*** Opening Task data ***
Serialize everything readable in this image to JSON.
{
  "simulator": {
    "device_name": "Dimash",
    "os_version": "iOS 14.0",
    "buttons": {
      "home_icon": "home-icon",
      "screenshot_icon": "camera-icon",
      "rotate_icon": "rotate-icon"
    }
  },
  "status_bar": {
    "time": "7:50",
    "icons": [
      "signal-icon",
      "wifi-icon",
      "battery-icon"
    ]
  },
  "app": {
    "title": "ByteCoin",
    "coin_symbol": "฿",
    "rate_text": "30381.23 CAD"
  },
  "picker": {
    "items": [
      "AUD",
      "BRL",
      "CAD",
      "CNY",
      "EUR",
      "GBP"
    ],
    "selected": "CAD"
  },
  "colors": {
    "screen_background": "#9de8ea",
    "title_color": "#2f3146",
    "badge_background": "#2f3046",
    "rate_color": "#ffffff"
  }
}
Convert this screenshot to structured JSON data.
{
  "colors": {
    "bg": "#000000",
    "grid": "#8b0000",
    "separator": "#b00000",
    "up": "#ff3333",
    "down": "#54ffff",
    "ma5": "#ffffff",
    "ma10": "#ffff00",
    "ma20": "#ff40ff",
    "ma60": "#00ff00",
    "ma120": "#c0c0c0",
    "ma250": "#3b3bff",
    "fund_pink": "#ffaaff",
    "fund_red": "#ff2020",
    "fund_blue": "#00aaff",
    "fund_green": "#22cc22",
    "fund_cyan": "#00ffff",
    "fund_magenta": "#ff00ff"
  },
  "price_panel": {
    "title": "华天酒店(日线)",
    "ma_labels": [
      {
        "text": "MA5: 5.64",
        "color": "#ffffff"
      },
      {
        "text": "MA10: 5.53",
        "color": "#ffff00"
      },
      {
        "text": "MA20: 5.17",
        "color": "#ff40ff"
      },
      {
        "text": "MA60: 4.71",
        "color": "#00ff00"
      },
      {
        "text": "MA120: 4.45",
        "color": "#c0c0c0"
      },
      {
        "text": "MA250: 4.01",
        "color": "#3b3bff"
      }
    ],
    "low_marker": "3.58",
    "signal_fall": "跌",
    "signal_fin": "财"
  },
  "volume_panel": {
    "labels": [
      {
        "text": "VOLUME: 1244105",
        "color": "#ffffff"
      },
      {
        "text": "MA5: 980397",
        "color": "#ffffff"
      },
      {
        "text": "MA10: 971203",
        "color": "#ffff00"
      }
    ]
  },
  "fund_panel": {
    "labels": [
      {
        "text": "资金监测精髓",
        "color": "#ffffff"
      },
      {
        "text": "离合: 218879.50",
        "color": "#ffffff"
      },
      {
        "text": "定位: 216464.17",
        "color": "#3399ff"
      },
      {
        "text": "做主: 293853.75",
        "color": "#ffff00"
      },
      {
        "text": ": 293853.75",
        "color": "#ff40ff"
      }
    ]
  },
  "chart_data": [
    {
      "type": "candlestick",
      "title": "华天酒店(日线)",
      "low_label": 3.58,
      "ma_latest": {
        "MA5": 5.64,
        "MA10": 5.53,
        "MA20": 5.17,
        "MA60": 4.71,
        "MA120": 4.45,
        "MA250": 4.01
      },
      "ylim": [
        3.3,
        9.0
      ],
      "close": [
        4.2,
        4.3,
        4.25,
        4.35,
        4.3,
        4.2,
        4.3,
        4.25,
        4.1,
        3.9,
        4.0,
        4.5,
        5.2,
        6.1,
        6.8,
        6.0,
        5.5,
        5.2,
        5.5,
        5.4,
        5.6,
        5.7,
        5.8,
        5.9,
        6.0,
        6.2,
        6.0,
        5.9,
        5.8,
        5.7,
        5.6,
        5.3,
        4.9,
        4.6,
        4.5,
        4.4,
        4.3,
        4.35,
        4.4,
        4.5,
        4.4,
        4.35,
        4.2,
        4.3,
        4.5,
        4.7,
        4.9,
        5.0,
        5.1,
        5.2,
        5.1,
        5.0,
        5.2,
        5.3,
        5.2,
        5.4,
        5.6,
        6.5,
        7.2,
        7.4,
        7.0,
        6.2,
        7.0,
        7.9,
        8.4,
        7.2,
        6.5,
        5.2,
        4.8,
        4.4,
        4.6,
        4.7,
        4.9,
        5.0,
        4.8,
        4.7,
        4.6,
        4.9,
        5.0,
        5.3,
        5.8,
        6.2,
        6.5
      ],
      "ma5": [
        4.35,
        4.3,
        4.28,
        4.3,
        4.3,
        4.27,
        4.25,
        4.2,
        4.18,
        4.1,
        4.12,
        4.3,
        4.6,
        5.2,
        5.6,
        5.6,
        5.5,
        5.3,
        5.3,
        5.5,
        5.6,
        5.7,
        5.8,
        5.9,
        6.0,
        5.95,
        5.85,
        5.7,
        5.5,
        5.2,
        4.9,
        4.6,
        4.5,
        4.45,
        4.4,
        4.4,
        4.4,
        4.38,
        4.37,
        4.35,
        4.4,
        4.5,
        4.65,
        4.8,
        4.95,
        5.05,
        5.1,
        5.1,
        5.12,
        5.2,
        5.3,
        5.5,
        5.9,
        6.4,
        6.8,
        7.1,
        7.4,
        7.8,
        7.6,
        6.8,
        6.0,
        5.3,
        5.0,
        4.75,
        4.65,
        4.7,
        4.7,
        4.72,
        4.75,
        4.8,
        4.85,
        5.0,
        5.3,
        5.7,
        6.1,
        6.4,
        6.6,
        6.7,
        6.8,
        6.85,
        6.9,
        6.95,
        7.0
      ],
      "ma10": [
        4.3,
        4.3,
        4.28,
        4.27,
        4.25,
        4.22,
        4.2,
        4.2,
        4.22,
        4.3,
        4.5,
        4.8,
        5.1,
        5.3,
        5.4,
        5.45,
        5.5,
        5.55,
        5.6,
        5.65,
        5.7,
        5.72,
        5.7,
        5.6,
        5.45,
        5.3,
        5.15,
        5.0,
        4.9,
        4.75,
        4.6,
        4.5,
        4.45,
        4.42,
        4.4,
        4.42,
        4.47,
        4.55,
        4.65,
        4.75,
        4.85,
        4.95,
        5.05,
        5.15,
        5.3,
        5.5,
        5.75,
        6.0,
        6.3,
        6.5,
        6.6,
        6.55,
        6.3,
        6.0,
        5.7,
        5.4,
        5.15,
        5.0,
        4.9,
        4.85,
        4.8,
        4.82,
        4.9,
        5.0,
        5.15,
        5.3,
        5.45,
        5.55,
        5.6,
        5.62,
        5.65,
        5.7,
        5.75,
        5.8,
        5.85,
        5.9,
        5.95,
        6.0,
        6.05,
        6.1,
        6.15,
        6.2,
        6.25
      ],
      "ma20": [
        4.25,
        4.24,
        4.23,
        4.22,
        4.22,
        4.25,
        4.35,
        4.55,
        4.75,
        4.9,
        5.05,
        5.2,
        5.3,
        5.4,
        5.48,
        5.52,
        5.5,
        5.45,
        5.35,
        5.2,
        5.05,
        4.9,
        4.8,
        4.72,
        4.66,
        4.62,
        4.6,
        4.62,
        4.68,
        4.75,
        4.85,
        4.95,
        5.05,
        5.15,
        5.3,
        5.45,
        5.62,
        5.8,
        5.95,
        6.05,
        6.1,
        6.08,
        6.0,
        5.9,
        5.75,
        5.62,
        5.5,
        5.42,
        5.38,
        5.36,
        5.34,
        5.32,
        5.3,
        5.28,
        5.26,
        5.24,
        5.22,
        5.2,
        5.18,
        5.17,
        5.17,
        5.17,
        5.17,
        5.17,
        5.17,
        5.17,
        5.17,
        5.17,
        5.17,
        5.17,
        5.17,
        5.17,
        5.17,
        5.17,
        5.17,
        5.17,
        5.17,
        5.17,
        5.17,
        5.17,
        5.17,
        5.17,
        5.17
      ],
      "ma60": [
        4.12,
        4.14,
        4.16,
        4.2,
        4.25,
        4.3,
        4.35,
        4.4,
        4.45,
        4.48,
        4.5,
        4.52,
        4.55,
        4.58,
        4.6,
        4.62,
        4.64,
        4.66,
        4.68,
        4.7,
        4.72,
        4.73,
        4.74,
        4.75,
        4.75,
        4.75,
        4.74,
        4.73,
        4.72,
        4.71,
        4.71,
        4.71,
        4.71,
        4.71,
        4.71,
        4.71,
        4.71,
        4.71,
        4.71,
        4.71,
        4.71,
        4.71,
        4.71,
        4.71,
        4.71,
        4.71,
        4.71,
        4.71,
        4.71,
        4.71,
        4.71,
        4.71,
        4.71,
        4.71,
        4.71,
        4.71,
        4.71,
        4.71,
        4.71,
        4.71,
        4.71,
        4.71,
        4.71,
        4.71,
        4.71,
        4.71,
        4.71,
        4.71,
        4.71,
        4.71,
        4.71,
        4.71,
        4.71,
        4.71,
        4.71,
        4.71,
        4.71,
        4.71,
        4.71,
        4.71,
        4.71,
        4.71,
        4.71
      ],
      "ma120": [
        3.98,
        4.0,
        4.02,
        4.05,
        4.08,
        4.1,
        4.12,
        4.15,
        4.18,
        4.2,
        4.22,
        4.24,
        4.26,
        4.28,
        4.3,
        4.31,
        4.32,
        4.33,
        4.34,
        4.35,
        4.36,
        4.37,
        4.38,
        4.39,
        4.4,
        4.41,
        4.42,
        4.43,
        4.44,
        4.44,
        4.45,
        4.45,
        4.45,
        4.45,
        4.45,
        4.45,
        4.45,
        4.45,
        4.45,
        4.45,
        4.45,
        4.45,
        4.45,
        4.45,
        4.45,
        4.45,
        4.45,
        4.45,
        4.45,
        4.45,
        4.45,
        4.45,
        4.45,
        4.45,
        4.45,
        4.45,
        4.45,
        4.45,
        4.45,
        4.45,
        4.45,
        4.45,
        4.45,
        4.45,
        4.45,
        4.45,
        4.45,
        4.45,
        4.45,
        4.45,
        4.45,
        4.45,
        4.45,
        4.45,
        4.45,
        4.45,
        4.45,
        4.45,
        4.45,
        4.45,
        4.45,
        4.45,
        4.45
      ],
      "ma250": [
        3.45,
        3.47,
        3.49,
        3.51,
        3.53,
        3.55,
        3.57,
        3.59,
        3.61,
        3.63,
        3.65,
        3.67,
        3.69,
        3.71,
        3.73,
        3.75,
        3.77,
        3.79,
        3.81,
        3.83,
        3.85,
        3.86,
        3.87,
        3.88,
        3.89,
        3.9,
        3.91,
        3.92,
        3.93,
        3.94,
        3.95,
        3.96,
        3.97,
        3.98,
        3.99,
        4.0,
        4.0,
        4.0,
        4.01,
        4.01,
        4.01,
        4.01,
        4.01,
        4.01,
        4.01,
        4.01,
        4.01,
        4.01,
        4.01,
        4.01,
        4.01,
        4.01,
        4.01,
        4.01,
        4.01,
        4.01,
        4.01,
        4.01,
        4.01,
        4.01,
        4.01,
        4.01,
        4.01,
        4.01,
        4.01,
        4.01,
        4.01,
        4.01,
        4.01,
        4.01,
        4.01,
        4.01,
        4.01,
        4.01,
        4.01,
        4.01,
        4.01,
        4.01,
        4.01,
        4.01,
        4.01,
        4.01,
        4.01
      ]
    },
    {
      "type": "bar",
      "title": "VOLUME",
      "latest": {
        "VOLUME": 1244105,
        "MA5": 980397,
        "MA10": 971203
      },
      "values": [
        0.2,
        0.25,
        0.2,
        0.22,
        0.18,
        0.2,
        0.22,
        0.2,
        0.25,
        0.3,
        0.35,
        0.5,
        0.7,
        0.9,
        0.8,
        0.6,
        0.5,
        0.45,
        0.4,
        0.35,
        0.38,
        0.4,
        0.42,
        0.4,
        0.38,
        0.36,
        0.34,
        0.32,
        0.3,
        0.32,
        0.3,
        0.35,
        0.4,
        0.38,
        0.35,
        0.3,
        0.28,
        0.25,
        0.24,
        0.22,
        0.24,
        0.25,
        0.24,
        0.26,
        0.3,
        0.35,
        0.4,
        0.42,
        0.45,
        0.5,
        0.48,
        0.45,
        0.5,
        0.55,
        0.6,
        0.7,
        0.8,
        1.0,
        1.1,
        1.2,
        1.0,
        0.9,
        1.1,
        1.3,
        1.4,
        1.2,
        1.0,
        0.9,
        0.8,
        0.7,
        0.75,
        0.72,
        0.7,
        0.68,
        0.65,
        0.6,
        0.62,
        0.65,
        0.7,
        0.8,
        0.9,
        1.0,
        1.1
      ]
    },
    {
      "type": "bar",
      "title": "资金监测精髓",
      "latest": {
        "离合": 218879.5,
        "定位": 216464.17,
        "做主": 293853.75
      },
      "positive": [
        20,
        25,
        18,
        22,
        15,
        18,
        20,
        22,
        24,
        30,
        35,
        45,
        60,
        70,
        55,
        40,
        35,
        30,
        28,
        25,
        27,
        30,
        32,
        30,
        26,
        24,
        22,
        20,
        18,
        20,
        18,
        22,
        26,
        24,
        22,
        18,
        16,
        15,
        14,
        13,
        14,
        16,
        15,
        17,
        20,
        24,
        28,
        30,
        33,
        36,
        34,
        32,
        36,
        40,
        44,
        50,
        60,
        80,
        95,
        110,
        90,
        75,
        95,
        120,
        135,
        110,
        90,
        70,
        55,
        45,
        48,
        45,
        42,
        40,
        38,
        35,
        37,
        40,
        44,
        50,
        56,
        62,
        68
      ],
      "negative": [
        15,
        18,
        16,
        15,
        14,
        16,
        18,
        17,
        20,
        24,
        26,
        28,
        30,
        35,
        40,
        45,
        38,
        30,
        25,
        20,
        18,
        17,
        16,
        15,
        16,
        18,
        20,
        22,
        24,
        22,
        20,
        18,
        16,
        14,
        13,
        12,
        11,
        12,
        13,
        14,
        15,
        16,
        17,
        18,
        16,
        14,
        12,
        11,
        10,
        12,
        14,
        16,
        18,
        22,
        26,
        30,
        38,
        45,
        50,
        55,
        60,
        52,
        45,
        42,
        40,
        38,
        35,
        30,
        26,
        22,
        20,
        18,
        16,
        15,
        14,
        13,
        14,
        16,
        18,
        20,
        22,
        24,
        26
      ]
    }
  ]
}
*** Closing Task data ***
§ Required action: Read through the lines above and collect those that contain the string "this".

§ Result:
Serialize everything readable in this image to JSON.
Convert this screenshot to structured JSON data.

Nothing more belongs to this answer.